New Wembley stadium 'could be the next Dome'

Click to follow

The £475m complex that will replace the old Wembley Stadium could become the next Dome-style fiasco, experts are warning the Government.

The £475m complex that will replace the old Wembley Stadium could become the next Dome-style fiasco, experts are warning the Government.

Yesterday's World Cup qualifier with Germany, the last match to be played at the legendary stadium, petered out with a 1-0 defeat for England, a disappointing end to 77 years of football at Wembley.

Now concerns are growing over the cost and viability of its replacement, the English National Stadium. Over three years, a state-of-the-art, 90,000-seat stadium will take shape, and Wembley's famous twin towers will vanish, replaced by a 133-metre arch.

But disagreements continue over the profitability of the project. Last year, the Government fell out with the English National Stadium Trust over plans not to include a permanent athletics stadium.

Stadium chiefs confidently predict more than one million visitors a year for smaller events alone - a figure some critics say resembles wildly over-optimistic predictions for the Dome at Greenwich. Now, experts are warning that the Government may have to bail out the stadium if it cannot service interest payments on the £400m loan package.

"It would be awful if Wembley became another Dome," said advertising director and former Wembley plc board member Peter Mead. "I have concerns over the cost of the new stadium." Mr Mead said he was surprised that the revenue forecasts for the new stadium had not been published.

Another former Wembley board member and promoter, Jarvis Astaire, has also expressed grave doubts that it can bring in the kind of revenue necessary to meet interest payments. "It is going to be a great stadium, but it could well finish up being something of a Dome," said Mr Astaire, "not from the point of view of people not coming but it may require the Government to pour in more and more money. The Government seems to regard the lottery money as money they can give to anything."

Wembley's flamboyant chief executive, Bob Stubbs, has gone on record saying that it will make £60m a year - a figure that Astaire said was unrealistic. He added that predictions for bringing in huge amounts of money through corporate boxes were unlikely to be realised.
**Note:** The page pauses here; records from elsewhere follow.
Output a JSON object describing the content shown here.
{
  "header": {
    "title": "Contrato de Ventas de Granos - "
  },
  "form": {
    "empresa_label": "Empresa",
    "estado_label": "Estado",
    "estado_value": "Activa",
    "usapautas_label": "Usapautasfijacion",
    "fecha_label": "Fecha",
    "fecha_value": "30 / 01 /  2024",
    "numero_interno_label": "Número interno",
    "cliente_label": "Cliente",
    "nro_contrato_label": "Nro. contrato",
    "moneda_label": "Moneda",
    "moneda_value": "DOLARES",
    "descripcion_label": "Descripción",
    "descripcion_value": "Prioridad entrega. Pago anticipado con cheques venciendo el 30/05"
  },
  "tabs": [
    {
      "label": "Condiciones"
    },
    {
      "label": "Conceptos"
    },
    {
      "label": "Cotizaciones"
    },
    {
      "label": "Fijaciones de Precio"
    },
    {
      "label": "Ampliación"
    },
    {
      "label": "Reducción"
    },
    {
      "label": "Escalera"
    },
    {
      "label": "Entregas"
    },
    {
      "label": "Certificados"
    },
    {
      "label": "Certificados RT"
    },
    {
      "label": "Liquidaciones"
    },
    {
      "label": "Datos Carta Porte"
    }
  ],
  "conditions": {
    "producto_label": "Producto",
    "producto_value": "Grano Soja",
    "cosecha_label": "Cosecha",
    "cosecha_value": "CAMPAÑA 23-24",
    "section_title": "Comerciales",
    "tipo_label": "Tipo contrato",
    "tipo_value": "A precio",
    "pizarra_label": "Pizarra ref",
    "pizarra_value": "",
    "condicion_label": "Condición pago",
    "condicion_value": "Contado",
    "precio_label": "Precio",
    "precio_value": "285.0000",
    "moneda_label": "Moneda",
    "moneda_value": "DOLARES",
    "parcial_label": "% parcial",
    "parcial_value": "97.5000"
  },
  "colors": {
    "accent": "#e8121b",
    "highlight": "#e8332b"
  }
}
"I think that they are a bit optimistic on the selling of executive boxes. You only sell executive boxes at grounds where the people who take the boxes support the teams, and where 30 games are played a year - whereas at an international stadium you get relatively few events, and you also have events such as pop concerts where the type of people who hire boxes are just not interested."

Stadium press officer Chris Palmer yesterday strongly dismissed warnings of a Dome-like fiasco. "We are building the best stadium in the world, with substantially less public money than either the Stadium Australia or Stade de France, and I think we should all be proud of that. This is a private sector project with some Government support."
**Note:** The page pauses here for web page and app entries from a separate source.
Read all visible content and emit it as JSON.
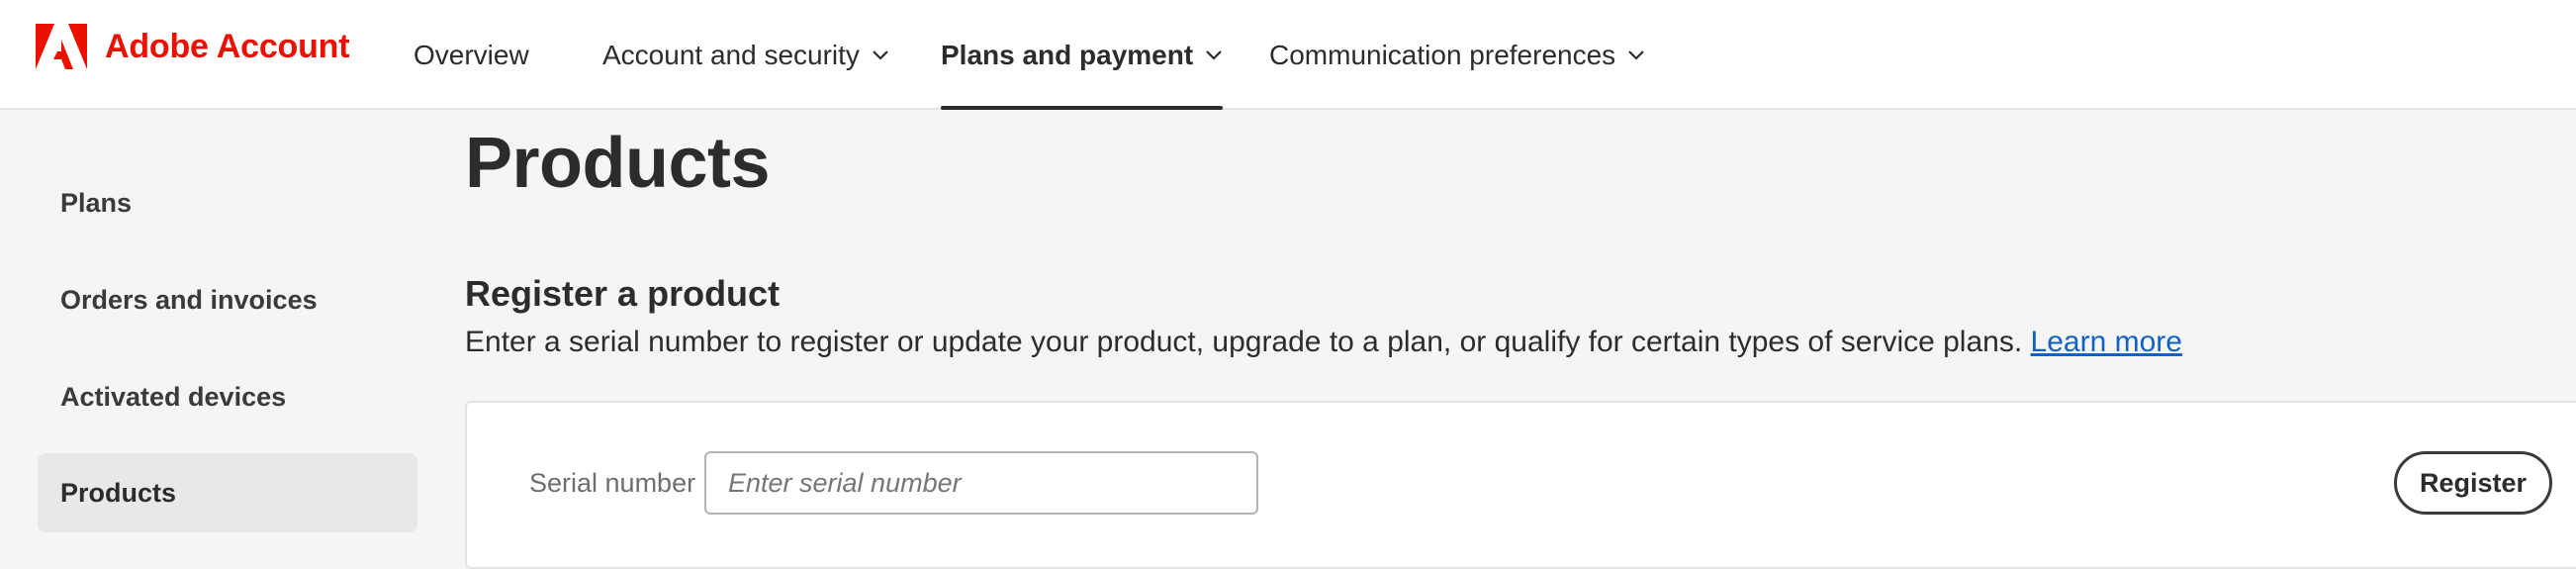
{
  "brand": {
    "name": "Adobe Account",
    "logo_color": "#eb1000"
  },
  "nav": {
    "items": [
      {
        "label": "Overview",
        "has_menu": false,
        "active": false
      },
      {
        "label": "Account and security",
        "has_menu": true,
        "active": false
      },
      {
        "label": "Plans and payment",
        "has_menu": true,
        "active": true
      },
      {
        "label": "Communication preferences",
        "has_menu": true,
        "active": false
      }
    ]
  },
  "sidebar": {
    "items": [
      {
        "label": "Plans",
        "selected": false
      },
      {
        "label": "Orders and invoices",
        "selected": false
      },
      {
        "label": "Activated devices",
        "selected": false
      },
      {
        "label": "Products",
        "selected": true
      }
    ]
  },
  "main": {
    "title": "Products",
    "register": {
      "title": "Register a product",
      "description": "Enter a serial number to register or update your product, upgrade to a plan, or qualify for certain types of service plans.",
      "learn_more_label": "Learn more",
      "serial_label": "Serial number",
      "serial_placeholder": "Enter serial number",
      "serial_value": "",
      "register_button_label": "Register"
    }
  },
  "colors": {
    "accent_red": "#eb1000",
    "link_blue": "#1062c4",
    "page_bg": "#f5f5f5"
  }
}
But the real test for the new stadium will come in the next two weeks. Some £400m of the £475m package is to be raised by key financier Chase Manhattan Bank. According to the stadium's press office, around 12 leading banks are expected to join the bank's syndicate.

But the stadium will have to make around £32m a year just to service the debt. The English National Stadium Trust believes it can create £229m of total visitor expenditure a year - nearly twice the amount earned by the present stadium.

Mr Astaire is puzzled by the turnover and profit predictions. "We really marketed that place. Two FA Cup semi-finals don't make a summer. The most we ever made from the stadium was £15m a year."

Mr Palmer said money would come in from developing three "income streams". "The new stadium will contain the biggest banqueting facility in London and a range of conferencing facilities."

The trust predicts 2.7 million visitors a year - 1.7 million from major events and a further million from day visitors.

"This project has suffered from cynics all the way along," said Mr Palmer. "They said we would not get planning permission, that we would not get a contractor and then we would not get a lead financier. At each turn they have been proved wrong."